Segment Start: RECORDS FOR THIS TASK

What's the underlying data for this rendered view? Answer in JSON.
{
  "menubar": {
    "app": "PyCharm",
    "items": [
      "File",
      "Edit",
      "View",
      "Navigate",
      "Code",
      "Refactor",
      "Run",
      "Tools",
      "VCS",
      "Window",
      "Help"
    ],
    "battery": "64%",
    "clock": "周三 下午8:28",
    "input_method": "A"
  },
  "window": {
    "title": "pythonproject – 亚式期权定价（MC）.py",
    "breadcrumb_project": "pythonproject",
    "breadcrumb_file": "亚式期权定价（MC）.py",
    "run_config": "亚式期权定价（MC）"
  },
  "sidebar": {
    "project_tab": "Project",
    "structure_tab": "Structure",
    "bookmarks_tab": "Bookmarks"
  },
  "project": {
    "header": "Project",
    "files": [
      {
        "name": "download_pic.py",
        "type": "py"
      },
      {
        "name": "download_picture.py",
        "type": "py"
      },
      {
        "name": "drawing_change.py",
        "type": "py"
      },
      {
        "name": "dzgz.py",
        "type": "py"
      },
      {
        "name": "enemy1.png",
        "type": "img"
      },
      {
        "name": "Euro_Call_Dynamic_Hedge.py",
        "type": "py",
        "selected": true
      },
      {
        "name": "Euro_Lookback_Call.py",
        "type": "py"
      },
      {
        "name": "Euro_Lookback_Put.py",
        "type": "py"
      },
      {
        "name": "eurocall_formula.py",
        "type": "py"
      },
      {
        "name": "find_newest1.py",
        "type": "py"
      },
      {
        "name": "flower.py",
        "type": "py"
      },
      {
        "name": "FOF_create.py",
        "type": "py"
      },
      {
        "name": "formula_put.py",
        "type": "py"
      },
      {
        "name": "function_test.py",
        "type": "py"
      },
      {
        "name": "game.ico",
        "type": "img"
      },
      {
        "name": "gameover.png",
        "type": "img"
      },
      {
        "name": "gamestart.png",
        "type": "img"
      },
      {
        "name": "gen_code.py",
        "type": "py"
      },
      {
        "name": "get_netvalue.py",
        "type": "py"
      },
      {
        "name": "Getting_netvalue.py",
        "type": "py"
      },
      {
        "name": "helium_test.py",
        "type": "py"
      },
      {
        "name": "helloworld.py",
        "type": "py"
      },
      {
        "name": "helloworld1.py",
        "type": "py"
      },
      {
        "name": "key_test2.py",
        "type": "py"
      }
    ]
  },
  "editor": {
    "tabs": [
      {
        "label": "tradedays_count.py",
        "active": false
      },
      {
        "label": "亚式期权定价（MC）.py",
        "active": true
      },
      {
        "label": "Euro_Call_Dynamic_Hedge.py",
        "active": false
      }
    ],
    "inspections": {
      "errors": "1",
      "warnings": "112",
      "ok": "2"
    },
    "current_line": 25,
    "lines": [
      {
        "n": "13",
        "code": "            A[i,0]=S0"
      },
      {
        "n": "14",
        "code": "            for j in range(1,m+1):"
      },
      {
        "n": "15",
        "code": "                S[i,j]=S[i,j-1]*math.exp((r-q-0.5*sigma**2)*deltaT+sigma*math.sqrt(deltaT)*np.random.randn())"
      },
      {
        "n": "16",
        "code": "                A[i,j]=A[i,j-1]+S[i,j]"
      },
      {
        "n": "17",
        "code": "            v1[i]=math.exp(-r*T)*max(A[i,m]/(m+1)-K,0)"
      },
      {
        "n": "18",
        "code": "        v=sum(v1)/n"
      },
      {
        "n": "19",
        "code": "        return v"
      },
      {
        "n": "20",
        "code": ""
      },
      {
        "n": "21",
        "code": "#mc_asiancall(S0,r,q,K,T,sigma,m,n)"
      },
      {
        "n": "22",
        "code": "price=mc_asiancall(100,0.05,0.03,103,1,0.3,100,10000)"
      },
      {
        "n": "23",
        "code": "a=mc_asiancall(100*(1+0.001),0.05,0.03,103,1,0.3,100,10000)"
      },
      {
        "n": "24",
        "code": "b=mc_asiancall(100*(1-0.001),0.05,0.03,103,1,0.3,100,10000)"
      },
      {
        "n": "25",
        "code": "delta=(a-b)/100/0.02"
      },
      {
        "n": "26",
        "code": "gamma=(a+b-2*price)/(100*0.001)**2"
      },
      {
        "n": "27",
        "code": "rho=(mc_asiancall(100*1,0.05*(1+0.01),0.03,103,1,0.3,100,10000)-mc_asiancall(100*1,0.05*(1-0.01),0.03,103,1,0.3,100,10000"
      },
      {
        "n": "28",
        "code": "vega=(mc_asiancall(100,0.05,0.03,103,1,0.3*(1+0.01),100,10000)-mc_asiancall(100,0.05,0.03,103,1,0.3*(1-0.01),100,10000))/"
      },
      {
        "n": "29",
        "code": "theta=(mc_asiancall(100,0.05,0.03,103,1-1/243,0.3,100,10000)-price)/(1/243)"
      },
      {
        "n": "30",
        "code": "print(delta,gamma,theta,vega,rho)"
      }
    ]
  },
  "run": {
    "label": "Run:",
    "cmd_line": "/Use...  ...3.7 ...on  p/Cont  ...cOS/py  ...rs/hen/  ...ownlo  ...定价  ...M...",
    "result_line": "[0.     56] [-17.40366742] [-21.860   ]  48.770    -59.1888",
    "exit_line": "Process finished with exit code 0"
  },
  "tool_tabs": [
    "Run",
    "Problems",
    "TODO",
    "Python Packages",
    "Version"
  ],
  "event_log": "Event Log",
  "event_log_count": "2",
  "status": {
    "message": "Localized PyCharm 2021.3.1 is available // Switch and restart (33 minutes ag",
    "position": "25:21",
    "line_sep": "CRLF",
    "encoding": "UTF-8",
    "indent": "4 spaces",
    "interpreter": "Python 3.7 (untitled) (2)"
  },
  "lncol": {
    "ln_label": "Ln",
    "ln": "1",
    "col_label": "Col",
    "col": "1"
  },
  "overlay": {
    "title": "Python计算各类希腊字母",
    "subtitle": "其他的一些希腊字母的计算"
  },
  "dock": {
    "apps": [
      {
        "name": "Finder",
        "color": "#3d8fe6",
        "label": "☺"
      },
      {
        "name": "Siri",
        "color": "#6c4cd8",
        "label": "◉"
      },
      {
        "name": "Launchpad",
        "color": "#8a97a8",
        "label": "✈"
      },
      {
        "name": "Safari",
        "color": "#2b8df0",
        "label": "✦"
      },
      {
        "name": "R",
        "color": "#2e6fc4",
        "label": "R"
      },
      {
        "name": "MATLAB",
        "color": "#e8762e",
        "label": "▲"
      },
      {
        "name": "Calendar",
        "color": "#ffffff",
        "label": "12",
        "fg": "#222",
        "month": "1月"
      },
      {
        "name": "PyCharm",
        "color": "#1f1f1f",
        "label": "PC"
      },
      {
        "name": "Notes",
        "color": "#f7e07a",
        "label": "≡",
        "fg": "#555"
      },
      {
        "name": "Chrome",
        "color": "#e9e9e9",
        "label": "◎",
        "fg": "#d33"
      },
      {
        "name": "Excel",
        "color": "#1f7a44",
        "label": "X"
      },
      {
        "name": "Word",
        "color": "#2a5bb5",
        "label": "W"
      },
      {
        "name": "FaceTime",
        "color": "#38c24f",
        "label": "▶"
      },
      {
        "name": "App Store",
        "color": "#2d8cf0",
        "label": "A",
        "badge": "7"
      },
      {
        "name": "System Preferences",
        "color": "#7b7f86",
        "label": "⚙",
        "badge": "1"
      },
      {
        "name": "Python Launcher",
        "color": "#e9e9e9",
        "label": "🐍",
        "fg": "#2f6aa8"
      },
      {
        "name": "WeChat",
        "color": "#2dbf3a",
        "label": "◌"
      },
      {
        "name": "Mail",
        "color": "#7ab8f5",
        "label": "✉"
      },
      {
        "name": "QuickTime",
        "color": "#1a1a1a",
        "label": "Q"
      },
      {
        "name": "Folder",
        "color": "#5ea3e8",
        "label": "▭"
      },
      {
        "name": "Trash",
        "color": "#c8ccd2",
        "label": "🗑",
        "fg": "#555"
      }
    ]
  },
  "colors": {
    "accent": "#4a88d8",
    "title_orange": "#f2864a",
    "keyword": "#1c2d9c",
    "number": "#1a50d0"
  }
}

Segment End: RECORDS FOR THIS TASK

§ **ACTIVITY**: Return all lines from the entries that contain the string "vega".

§ **RESPONSE TO THIS EXERCISE**:
        "code": "vega=(mc_asiancall(100,0.05,0.03,103,1,0.3*(1+0.01),100,10000)-mc_asiancall(100,0.05,0.03,103,1,0.3*(1-0.01),100,10000))/"
        "code": "print(delta,gamma,theta,vega,rho)"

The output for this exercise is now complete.